*WORK TO BE COMPLETED*
Say how many lines of the records include the string "Panel". Nothing else belongs in the answer.

*Excerpts from an interface dataset*
-*-
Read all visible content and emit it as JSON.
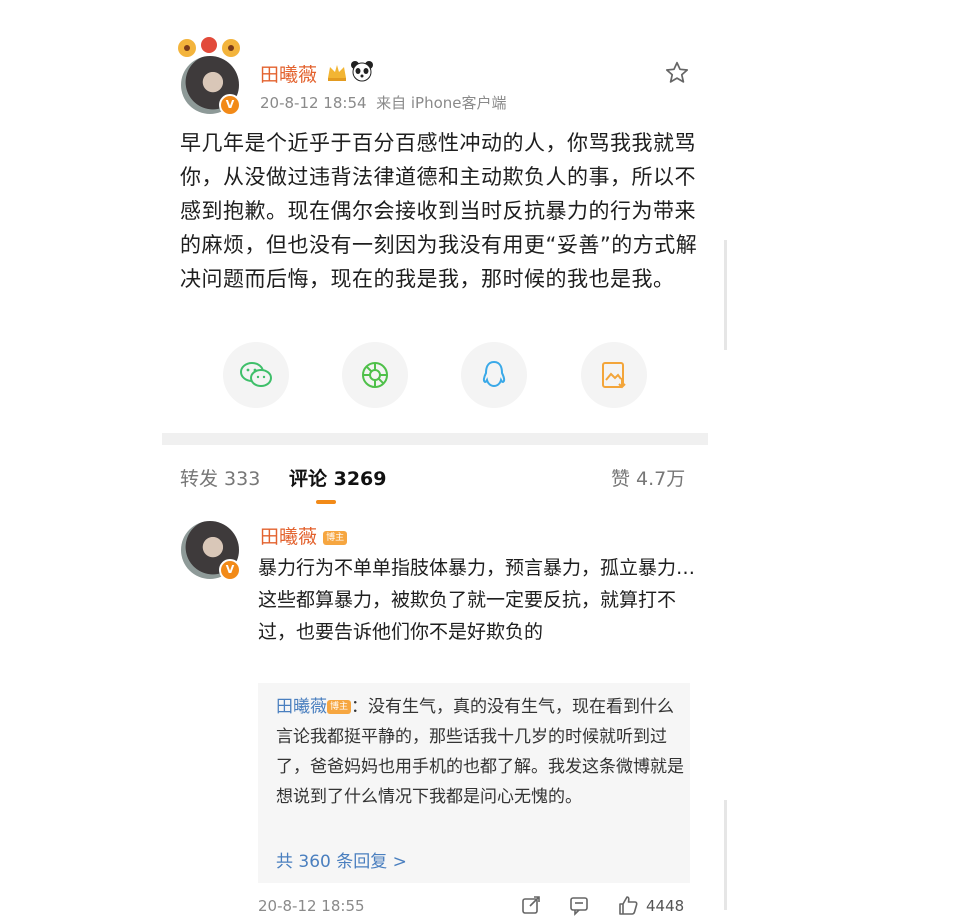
{
  "post": {
    "username": "田曦薇",
    "timestamp": "20-8-12 18:54",
    "source": "来自 iPhone客户端",
    "text": "早几年是个近乎于百分百感性冲动的人，你骂我我就骂你，从没做过违背法律道德和主动欺负人的事，所以不感到抱歉。现在偶尔会接收到当时反抗暴力的行为带来的麻烦，但也没有一刻因为我没有用更“妥善”的方式解决问题而后悔，现在的我是我，那时候的我也是我。",
    "share_icons": [
      "wechat-icon",
      "moments-icon",
      "qq-icon",
      "save-image-icon"
    ]
  },
  "tabs": {
    "repost": "转发 333",
    "comments": "评论 3269",
    "likes": "赞 4.7万"
  },
  "comment": {
    "username": "田曦薇",
    "badge": "博主",
    "text": "暴力行为不单单指肢体暴力，预言暴力，孤立暴力…这些都算暴力，被欺负了就一定要反抗，就算打不过，也要告诉他们你不是好欺负的",
    "reply": {
      "name": "田曦薇",
      "badge": "博主",
      "text": "：没有生气，真的没有生气，现在看到什么言论我都挺平静的，那些话我十几岁的时候就听到过了，爸爸妈妈也用手机的也都了解。我发这条微博就是想说到了什么情况下我都是问心无愧的。",
      "count_link": "共 360 条回复 >"
    },
    "timestamp": "20-8-12 18:55",
    "likes": "4448"
  },
  "colors": {
    "accent": "#f28a18",
    "username": "#e3622e",
    "link": "#4a7fbf"
  }
}
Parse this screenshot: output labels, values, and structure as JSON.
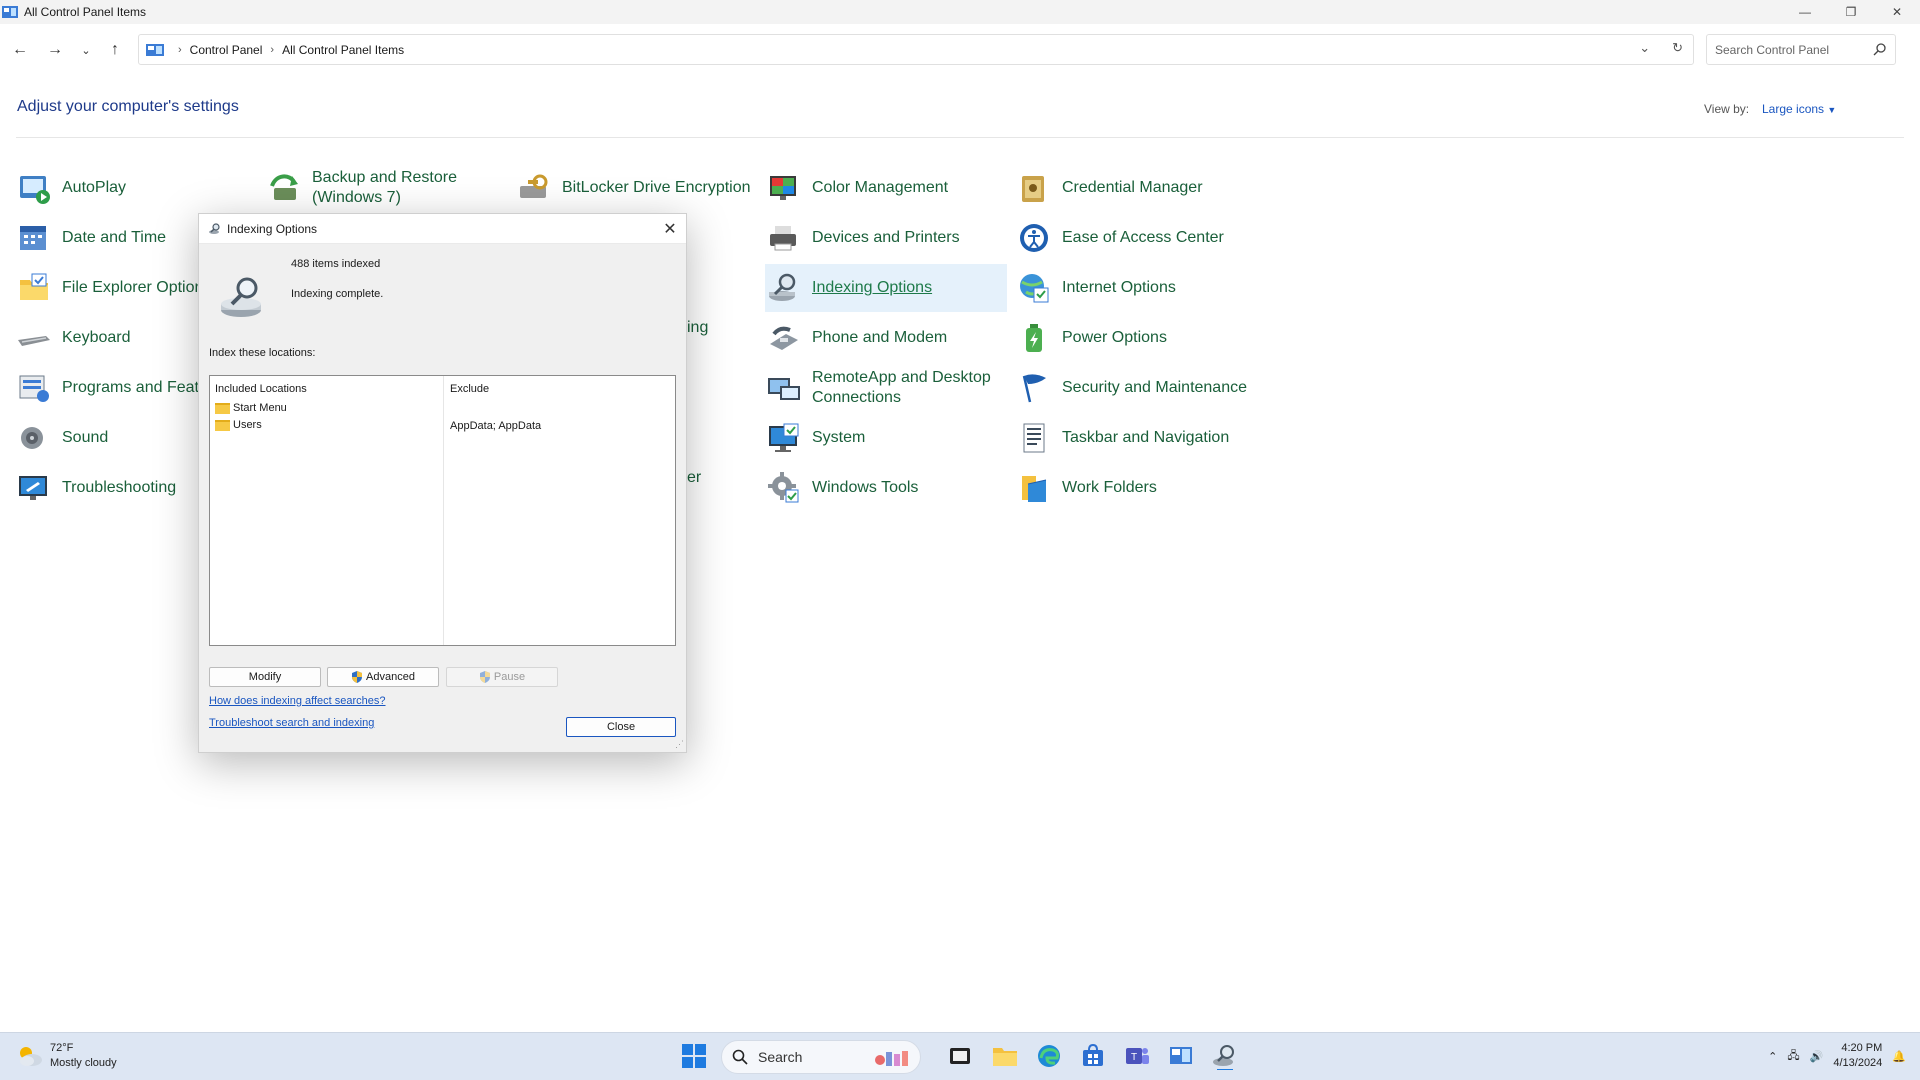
{
  "window": {
    "title": "All Control Panel Items",
    "controls": [
      "—",
      "❐",
      "✕"
    ]
  },
  "breadcrumb": {
    "root": "Control Panel",
    "current": "All Control Panel Items"
  },
  "search": {
    "placeholder": "Search Control Panel"
  },
  "header": {
    "title": "Adjust your computer's settings",
    "view_by_label": "View by:",
    "view_by_value": "Large icons"
  },
  "items": [
    {
      "label": "AutoPlay",
      "icon": "autoplay-icon"
    },
    {
      "label": "Backup and Restore\n(Windows 7)",
      "icon": "backup-icon"
    },
    {
      "label": "BitLocker Drive Encryption",
      "icon": "bitlocker-icon"
    },
    {
      "label": "Color Management",
      "icon": "color-management-icon"
    },
    {
      "label": "Credential Manager",
      "icon": "credential-manager-icon"
    },
    {
      "label": "Date and Time",
      "icon": "date-time-icon"
    },
    {
      "label": "Devices and Printers",
      "icon": "devices-printers-icon"
    },
    {
      "label": "Ease of Access Center",
      "icon": "ease-of-access-icon"
    },
    {
      "label": "File Explorer Options",
      "icon": "file-explorer-options-icon"
    },
    {
      "label": "Indexing Options",
      "icon": "indexing-options-icon"
    },
    {
      "label": "Internet Options",
      "icon": "internet-options-icon"
    },
    {
      "label": "Keyboard",
      "icon": "keyboard-icon"
    },
    {
      "label": "Phone and Modem",
      "icon": "phone-modem-icon"
    },
    {
      "label": "Power Options",
      "icon": "power-options-icon"
    },
    {
      "label": "Programs and Features",
      "icon": "programs-features-icon"
    },
    {
      "label": "RemoteApp and Desktop\nConnections",
      "icon": "remoteapp-icon"
    },
    {
      "label": "Security and Maintenance",
      "icon": "security-maintenance-icon"
    },
    {
      "label": "Sound",
      "icon": "sound-icon"
    },
    {
      "label": "System",
      "icon": "system-icon"
    },
    {
      "label": "Taskbar and Navigation",
      "icon": "taskbar-navigation-icon"
    },
    {
      "label": "Troubleshooting",
      "icon": "troubleshooting-icon"
    },
    {
      "label": "Windows Tools",
      "icon": "windows-tools-icon"
    },
    {
      "label": "Work Folders",
      "icon": "work-folders-icon"
    }
  ],
  "partial_items": [
    "ing",
    "er"
  ],
  "dialog": {
    "title": "Indexing Options",
    "items_indexed": "488 items indexed",
    "status": "Indexing complete.",
    "index_label": "Index these locations:",
    "columns": [
      "Included Locations",
      "Exclude"
    ],
    "locations": [
      {
        "name": "Start Menu",
        "exclude": ""
      },
      {
        "name": "Users",
        "exclude": "AppData; AppData"
      }
    ],
    "buttons": {
      "modify": "Modify",
      "advanced": "Advanced",
      "pause": "Pause",
      "close": "Close"
    },
    "links": [
      "How does indexing affect searches?",
      "Troubleshoot search and indexing"
    ]
  },
  "taskbar": {
    "weather_temp": "72°F",
    "weather_desc": "Mostly cloudy",
    "search_label": "Search",
    "time": "4:20 PM",
    "date": "4/13/2024"
  },
  "colors": {
    "link_green": "#1a5f3a",
    "title_blue": "#1e3a8a",
    "link_blue": "#1a56c0",
    "selection": "#e5f1fb"
  }
}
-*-
*FINAL ANSWER*
4